But for David Landsman, executive director of Tata Ltd, the holding company for all Tata’s operations in the UK and Europe, that one remark has virtually become a job description. He is responsible for a portfolio of 19 companies including Tetley Tea, Jaguar Land Rover and Corus steel, with £25bn in revenues and a work force of 60,000.
Landsman may be head honcho at Tata, he may have swish offices overlooking Buckingham Palace in central London, but he has no direct management control over any of the operating companies. Rather, his brief is to lend coherence to the Tata group in the eyes of customers, legislators and employees by reference to a clear set of Tata values (aka the Tata brand).
These revolve largely around elements of what you might call Tata’s founding myth: community and social responsibility. And they reflect the fact that two-thirds of Tata shares are ultimately owned by Tata Charities.

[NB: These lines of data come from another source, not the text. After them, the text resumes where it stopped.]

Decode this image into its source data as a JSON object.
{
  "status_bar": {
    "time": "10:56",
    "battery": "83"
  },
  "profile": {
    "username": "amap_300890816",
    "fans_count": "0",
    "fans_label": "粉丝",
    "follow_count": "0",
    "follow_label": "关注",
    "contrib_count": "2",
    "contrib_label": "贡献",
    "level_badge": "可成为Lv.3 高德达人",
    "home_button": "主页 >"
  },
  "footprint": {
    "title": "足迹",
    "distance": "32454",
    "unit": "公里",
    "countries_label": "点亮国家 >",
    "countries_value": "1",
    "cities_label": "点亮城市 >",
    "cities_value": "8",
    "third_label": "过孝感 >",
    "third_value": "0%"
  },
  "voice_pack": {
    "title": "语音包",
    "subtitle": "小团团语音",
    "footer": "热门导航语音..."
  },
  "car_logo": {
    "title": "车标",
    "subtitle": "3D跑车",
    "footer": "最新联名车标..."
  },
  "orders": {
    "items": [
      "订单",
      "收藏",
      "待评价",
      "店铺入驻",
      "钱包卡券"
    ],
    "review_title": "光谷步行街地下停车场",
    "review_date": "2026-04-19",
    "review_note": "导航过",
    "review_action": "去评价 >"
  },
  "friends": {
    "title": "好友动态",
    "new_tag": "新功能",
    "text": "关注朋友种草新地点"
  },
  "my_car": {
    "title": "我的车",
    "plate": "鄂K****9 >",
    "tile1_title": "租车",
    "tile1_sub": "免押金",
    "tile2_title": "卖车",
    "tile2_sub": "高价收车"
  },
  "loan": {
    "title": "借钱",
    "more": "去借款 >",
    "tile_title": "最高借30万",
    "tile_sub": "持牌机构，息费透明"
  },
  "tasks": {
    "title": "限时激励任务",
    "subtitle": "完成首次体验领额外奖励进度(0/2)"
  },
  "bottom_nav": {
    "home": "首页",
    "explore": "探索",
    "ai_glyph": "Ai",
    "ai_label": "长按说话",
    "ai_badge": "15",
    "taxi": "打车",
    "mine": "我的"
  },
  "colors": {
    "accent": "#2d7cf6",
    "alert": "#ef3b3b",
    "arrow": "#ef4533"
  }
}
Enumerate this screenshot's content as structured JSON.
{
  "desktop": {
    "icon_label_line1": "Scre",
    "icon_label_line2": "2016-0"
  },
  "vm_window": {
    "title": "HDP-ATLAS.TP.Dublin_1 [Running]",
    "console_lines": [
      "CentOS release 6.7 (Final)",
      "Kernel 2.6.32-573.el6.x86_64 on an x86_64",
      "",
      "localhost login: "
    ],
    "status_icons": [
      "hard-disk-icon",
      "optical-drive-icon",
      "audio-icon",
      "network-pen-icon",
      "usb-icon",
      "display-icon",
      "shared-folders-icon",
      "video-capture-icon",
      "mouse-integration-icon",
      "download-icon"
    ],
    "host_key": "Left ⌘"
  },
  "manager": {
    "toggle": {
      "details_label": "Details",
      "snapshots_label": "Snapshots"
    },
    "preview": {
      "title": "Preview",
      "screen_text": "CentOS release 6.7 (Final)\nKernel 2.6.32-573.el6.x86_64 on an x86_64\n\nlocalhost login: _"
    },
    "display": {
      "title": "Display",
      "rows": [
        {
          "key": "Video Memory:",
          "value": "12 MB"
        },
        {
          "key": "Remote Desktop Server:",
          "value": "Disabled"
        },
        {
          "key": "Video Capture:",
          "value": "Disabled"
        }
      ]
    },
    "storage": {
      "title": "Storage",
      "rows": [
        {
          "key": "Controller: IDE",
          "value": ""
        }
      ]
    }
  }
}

"We are a bit like a Quaker company. My role is to represent the holding company and the group in Europe," he says. "UK brands such as Jaguar Land Rover, Tetley Tea and Corus Steel have joined the group; each is independently managed but they have signed up to the Tata values and brand. We work with them. They are my customers if you like. We help them by leveraging the group."
The key to this, he says, is communication, and that makes communication one of the most important components of his job alongside developing new businesses and supporting the operating companies. "I think about comms a lot," he says.
"It’s a very important part of my role. We are in such a wide range of sectors that comms provides our licence to operate. So I do a bit of comms every day."
Landsman was in the foreign office for 25 years before joining Tata in 2013. As our man in Albania and then Greece, he learned a thing or two about the importance of coherent communication. So one of the first things he did on taking over was to set up its first corporate affairs office in Europe, aiming to provide what he describes as "an integrated approach to corporate comms, public affairs and business development".
"We want to be trusted both for the way we work and the quality of what we do, and also for our corporate citizenship work and talking to our staff," he says.
Tata is telling the story of its global citizenship for the first time by investing £70m in a global ad campaign through JWT focusing on its values. "People increasingly ask who are those people behind the well known brands? You don’t want to be too boastful but you don’t want to hide away," observes Landsman.
"We need to have a global perspective which in our case is multi-local. We want to be part of the economic furniture of our host countries."
So despite his exalted role Landsman thinks of himself as guardian or manager of the Tata brand in Europe. He is clearly very positive about all the things comms can do for a firm with a matrix structure like Tata.
He sees the Tata brand as a sort of protective shield thrown round the Tata operating companies. But when things go wrong he sees comms as the last part of the solution, not necessarily the first: "My personal feeling is react quickly and sort out the substance of the issue and then the PR can follow."